# Stored records
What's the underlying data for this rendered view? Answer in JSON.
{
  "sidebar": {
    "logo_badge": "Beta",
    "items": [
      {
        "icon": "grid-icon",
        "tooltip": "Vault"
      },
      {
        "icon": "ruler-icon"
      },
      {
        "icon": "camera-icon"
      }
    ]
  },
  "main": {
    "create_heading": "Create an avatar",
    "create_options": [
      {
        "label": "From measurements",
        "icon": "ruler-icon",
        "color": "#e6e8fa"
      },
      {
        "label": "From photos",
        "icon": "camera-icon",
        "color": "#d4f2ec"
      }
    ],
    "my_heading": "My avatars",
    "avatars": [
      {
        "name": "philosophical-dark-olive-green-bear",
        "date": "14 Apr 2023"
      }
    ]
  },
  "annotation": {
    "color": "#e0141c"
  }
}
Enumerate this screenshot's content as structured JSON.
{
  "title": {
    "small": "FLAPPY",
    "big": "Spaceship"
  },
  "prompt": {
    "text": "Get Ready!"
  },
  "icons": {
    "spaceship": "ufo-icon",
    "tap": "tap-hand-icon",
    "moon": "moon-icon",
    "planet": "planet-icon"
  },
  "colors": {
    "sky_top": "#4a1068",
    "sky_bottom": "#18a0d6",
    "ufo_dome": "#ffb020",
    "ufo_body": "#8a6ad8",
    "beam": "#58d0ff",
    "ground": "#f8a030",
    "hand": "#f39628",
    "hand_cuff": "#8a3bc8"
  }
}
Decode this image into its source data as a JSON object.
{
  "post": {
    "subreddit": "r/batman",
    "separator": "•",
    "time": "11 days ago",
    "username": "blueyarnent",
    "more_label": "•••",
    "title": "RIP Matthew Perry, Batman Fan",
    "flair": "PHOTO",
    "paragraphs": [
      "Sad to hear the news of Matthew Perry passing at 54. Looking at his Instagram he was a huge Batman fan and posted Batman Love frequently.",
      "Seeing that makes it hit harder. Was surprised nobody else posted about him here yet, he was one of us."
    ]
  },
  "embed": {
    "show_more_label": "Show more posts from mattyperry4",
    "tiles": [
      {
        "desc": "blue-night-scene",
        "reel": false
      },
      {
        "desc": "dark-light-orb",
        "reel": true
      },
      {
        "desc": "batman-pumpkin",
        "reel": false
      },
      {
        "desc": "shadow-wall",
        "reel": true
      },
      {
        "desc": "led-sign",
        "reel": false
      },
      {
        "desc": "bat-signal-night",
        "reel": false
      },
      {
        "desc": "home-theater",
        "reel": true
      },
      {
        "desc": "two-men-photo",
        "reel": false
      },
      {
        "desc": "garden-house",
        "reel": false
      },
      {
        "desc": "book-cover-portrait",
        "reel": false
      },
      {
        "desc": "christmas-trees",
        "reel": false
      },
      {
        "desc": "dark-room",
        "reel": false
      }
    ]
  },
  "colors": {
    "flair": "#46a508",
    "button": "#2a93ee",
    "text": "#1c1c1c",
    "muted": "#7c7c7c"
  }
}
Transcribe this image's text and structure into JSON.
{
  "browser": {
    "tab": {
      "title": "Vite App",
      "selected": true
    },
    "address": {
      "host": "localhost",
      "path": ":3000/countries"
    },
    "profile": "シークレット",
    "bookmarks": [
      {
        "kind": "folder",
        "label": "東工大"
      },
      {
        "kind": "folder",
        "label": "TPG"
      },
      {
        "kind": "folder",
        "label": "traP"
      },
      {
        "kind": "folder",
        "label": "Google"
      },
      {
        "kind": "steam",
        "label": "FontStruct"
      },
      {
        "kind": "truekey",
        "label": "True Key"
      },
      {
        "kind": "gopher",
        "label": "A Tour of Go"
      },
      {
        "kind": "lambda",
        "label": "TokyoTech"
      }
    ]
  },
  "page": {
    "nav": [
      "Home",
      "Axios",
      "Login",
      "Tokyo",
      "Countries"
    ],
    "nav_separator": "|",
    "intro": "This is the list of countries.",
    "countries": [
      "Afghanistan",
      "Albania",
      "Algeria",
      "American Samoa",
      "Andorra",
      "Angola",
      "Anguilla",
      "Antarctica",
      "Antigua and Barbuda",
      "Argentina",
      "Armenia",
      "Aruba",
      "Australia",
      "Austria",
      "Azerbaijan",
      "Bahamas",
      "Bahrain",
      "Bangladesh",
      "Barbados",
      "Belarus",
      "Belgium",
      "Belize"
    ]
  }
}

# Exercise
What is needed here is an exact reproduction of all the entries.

# Exercise result
What's the underlying data for this rendered view? Answer in JSON.
{
  "sidebar": {
    "logo_badge": "Beta",
    "items": [
      {
        "icon": "grid-icon",
        "tooltip": "Vault"
      },
      {
        "icon": "ruler-icon"
      },
      {
        "icon": "camera-icon"
      }
    ]
  },
  "main": {
    "create_heading": "Create an avatar",
    "create_options": [
      {
        "label": "From measurements",
        "icon": "ruler-icon",
        "color": "#e6e8fa"
      },
      {
        "label": "From photos",
        "icon": "camera-icon",
        "color": "#d4f2ec"
      }
    ],
    "my_heading": "My avatars",
    "avatars": [
      {
        "name": "philosophical-dark-olive-green-bear",
        "date": "14 Apr 2023"
      }
    ]
  },
  "annotation": {
    "color": "#e0141c"
  }
}
Enumerate this screenshot's content as structured JSON.
{
  "title": {
    "small": "FLAPPY",
    "big": "Spaceship"
  },
  "prompt": {
    "text": "Get Ready!"
  },
  "icons": {
    "spaceship": "ufo-icon",
    "tap": "tap-hand-icon",
    "moon": "moon-icon",
    "planet": "planet-icon"
  },
  "colors": {
    "sky_top": "#4a1068",
    "sky_bottom": "#18a0d6",
    "ufo_dome": "#ffb020",
    "ufo_body": "#8a6ad8",
    "beam": "#58d0ff",
    "ground": "#f8a030",
    "hand": "#f39628",
    "hand_cuff": "#8a3bc8"
  }
}
Decode this image into its source data as a JSON object.
{
  "post": {
    "subreddit": "r/batman",
    "separator": "•",
    "time": "11 days ago",
    "username": "blueyarnent",
    "more_label": "•••",
    "title": "RIP Matthew Perry, Batman Fan",
    "flair": "PHOTO",
    "paragraphs": [
      "Sad to hear the news of Matthew Perry passing at 54. Looking at his Instagram he was a huge Batman fan and posted Batman Love frequently.",
      "Seeing that makes it hit harder. Was surprised nobody else posted about him here yet, he was one of us."
    ]
  },
  "embed": {
    "show_more_label": "Show more posts from mattyperry4",
    "tiles": [
      {
        "desc": "blue-night-scene",
        "reel": false
      },
      {
        "desc": "dark-light-orb",
        "reel": true
      },
      {
        "desc": "batman-pumpkin",
        "reel": false
      },
      {
        "desc": "shadow-wall",
        "reel": true
      },
      {
        "desc": "led-sign",
        "reel": false
      },
      {
        "desc": "bat-signal-night",
        "reel": false
      },
      {
        "desc": "home-theater",
        "reel": true
      },
      {
        "desc": "two-men-photo",
        "reel": false
      },
      {
        "desc": "garden-house",
        "reel": false
      },
      {
        "desc": "book-cover-portrait",
        "reel": false
      },
      {
        "desc": "christmas-trees",
        "reel": false
      },
      {
        "desc": "dark-room",
        "reel": false
      }
    ]
  },
  "colors": {
    "flair": "#46a508",
    "button": "#2a93ee",
    "text": "#1c1c1c",
    "muted": "#7c7c7c"
  }
}
Transcribe this image's text and structure into JSON.
{
  "browser": {
    "tab": {
      "title": "Vite App",
      "selected": true
    },
    "address": {
      "host": "localhost",
      "path": ":3000/countries"
    },
    "profile": "シークレット",
    "bookmarks": [
      {
        "kind": "folder",
        "label": "東工大"
      },
      {
        "kind": "folder",
        "label": "TPG"
      },
      {
        "kind": "folder",
        "label": "traP"
      },
      {
        "kind": "folder",
        "label": "Google"
      },
      {
        "kind": "steam",
        "label": "FontStruct"
      },
      {
        "kind": "truekey",
        "label": "True Key"
      },
      {
        "kind": "gopher",
        "label": "A Tour of Go"
      },
      {
        "kind": "lambda",
        "label": "TokyoTech"
      }
    ]
  },
  "page": {
    "nav": [
      "Home",
      "Axios",
      "Login",
      "Tokyo",
      "Countries"
    ],
    "nav_separator": "|",
    "intro": "This is the list of countries.",
    "countries": [
      "Afghanistan",
      "Albania",
      "Algeria",
      "American Samoa",
      "Andorra",
      "Angola",
      "Anguilla",
      "Antarctica",
      "Antigua and Barbuda",
      "Argentina",
      "Armenia",
      "Aruba",
      "Australia",
      "Austria",
      "Azerbaijan",
      "Bahamas",
      "Bahrain",
      "Bangladesh",
      "Barbados",
      "Belarus",
      "Belgium",
      "Belize"
    ]
  }
}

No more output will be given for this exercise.